Supplied data START

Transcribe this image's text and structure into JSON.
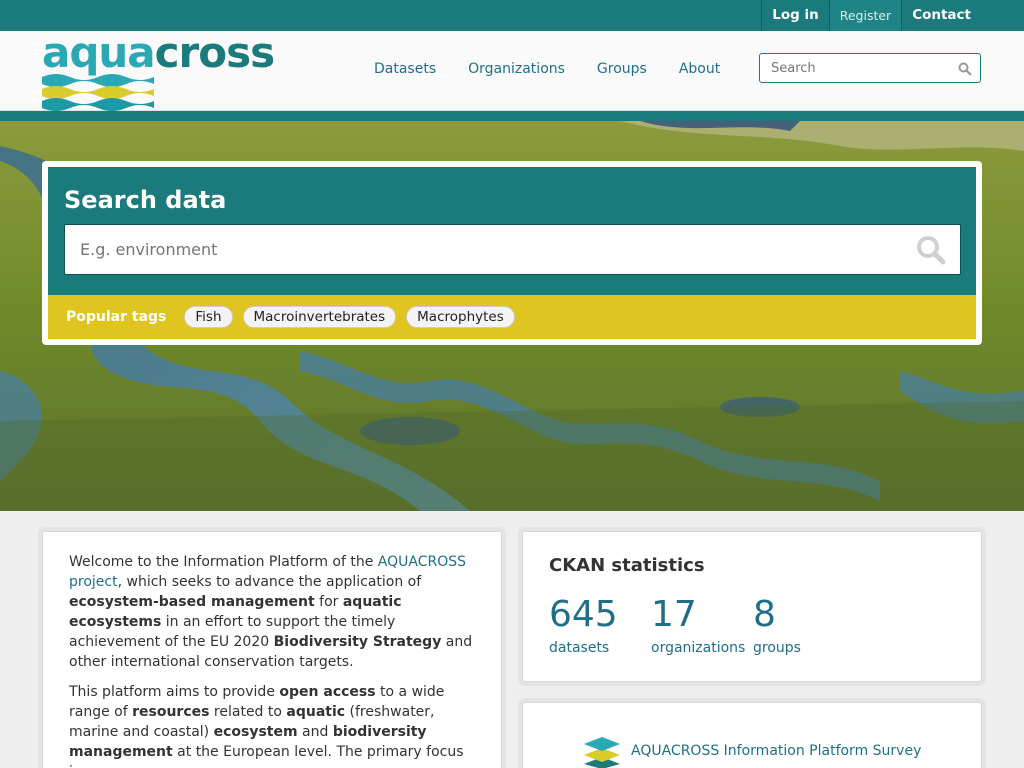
{
  "account": {
    "login": "Log in",
    "register": "Register",
    "contact": "Contact"
  },
  "brand": {
    "part1": "aqua",
    "part2": "cross",
    "colors": {
      "light": "#2aa8b3",
      "dark": "#1b7a7b",
      "yellow": "#d8cd2a"
    }
  },
  "nav": {
    "items": [
      {
        "label": "Datasets"
      },
      {
        "label": "Organizations"
      },
      {
        "label": "Groups"
      },
      {
        "label": "About"
      }
    ]
  },
  "site_search": {
    "placeholder": "Search",
    "icon": "search-icon"
  },
  "hero_search": {
    "title": "Search data",
    "placeholder": "E.g. environment",
    "popular_label": "Popular tags",
    "tags": [
      "Fish",
      "Macroinvertebrates",
      "Macrophytes"
    ]
  },
  "intro": {
    "p1": {
      "t1": "Welcome to the Information Platform of the ",
      "link": "AQUACROSS project",
      "t2": ", which seeks to advance the application of ",
      "b1": "ecosystem-based management",
      "t3": " for ",
      "b2": "aquatic ecosystems",
      "t4": " in an effort to support the timely achievement of the EU 2020 ",
      "b3": "Biodiversity Strategy",
      "t5": " and other international conservation targets."
    },
    "p2": {
      "t1": "This platform aims to provide ",
      "b1": "open access",
      "t2": " to a wide range of ",
      "b2": "resources",
      "t3": " related to ",
      "b3": "aquatic",
      "t4": " (freshwater, marine and coastal) ",
      "b4": "ecosystem",
      "t5": " and ",
      "b5": "biodiversity management",
      "t6": " at the European level. The primary focus is"
    }
  },
  "stats": {
    "title": "CKAN statistics",
    "items": [
      {
        "value": "645",
        "label": "datasets"
      },
      {
        "value": "17",
        "label": "organizations"
      },
      {
        "value": "8",
        "label": "groups"
      }
    ]
  },
  "survey": {
    "label": "AQUACROSS Information Platform Survey",
    "icon": "layers-icon"
  },
  "colors": {
    "teal": "#1b7a7b",
    "tag_bar": "#e0c41f",
    "link": "#1f6f8b"
  }
}
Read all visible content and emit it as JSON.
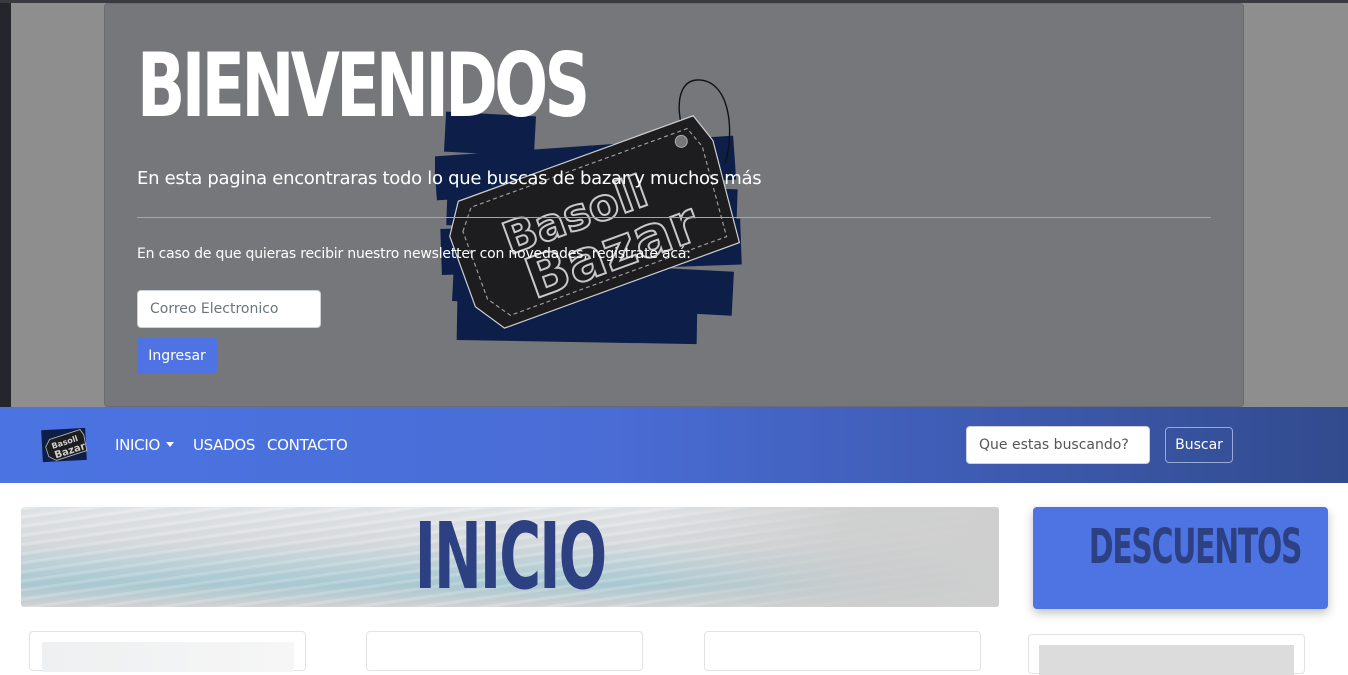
{
  "hero": {
    "title": "BIENVENIDOS",
    "subtitle": "En esta pagina encontraras todo lo que buscas de bazar y muchos más",
    "newsletter_text": "En caso de que quieras recibir nuestro newsletter con novedades, registrate acá:",
    "email_placeholder": "Correo Electronico",
    "submit_label": "Ingresar",
    "logo_text": "Basoll Bazar"
  },
  "navbar": {
    "items": [
      {
        "label": "INICIO",
        "has_dropdown": true
      },
      {
        "label": "USADOS"
      },
      {
        "label": "CONTACTO"
      }
    ],
    "search_placeholder": "Que estas buscando?",
    "search_button": "Buscar",
    "colors": {
      "gradient_start": "#4b74e2",
      "gradient_end": "#324b8e"
    }
  },
  "main": {
    "banner_title": "INICIO",
    "discounts_title": "DESCUENTOS"
  },
  "colors": {
    "accent": "#4f73e3",
    "heading": "#2c4082",
    "hero_bg": "#76777a"
  }
}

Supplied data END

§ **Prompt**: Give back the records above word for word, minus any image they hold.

§ **Problem solution**:
Transcribe this image's text and structure into JSON.
{
  "account": {
    "login": "Log in",
    "register": "Register",
    "contact": "Contact"
  },
  "brand": {
    "part1": "aqua",
    "part2": "cross",
    "colors": {
      "light": "#2aa8b3",
      "dark": "#1b7a7b",
      "yellow": "#d8cd2a"
    }
  },
  "nav": {
    "items": [
      {
        "label": "Datasets"
      },
      {
        "label": "Organizations"
      },
      {
        "label": "Groups"
      },
      {
        "label": "About"
      }
    ]
  },
  "site_search": {
    "placeholder": "Search",
    "icon": "search-icon"
  },
  "hero_search": {
    "title": "Search data",
    "placeholder": "E.g. environment",
    "popular_label": "Popular tags",
    "tags": [
      "Fish",
      "Macroinvertebrates",
      "Macrophytes"
    ]
  },
  "intro": {
    "p1": {
      "t1": "Welcome to the Information Platform of the ",
      "link": "AQUACROSS project",
      "t2": ", which seeks to advance the application of ",
      "b1": "ecosystem-based management",
      "t3": " for ",
      "b2": "aquatic ecosystems",
      "t4": " in an effort to support the timely achievement of the EU 2020 ",
      "b3": "Biodiversity Strategy",
      "t5": " and other international conservation targets."
    },
    "p2": {
      "t1": "This platform aims to provide ",
      "b1": "open access",
      "t2": " to a wide range of ",
      "b2": "resources",
      "t3": " related to ",
      "b3": "aquatic",
      "t4": " (freshwater, marine and coastal) ",
      "b4": "ecosystem",
      "t5": " and ",
      "b5": "biodiversity management",
      "t6": " at the European level. The primary focus is"
    }
  },
  "stats": {
    "title": "CKAN statistics",
    "items": [
      {
        "value": "645",
        "label": "datasets"
      },
      {
        "value": "17",
        "label": "organizations"
      },
      {
        "value": "8",
        "label": "groups"
      }
    ]
  },
  "survey": {
    "label": "AQUACROSS Information Platform Survey",
    "icon": "layers-icon"
  },
  "colors": {
    "teal": "#1b7a7b",
    "tag_bar": "#e0c41f",
    "link": "#1f6f8b"
  }
}
Read all visible content and emit it as JSON.
{
  "hero": {
    "title": "BIENVENIDOS",
    "subtitle": "En esta pagina encontraras todo lo que buscas de bazar y muchos más",
    "newsletter_text": "En caso de que quieras recibir nuestro newsletter con novedades, registrate acá:",
    "email_placeholder": "Correo Electronico",
    "submit_label": "Ingresar",
    "logo_text": "Basoll Bazar"
  },
  "navbar": {
    "items": [
      {
        "label": "INICIO",
        "has_dropdown": true
      },
      {
        "label": "USADOS"
      },
      {
        "label": "CONTACTO"
      }
    ],
    "search_placeholder": "Que estas buscando?",
    "search_button": "Buscar",
    "colors": {
      "gradient_start": "#4b74e2",
      "gradient_end": "#324b8e"
    }
  },
  "main": {
    "banner_title": "INICIO",
    "discounts_title": "DESCUENTOS"
  },
  "colors": {
    "accent": "#4f73e3",
    "heading": "#2c4082",
    "hero_bg": "#76777a"
  }
}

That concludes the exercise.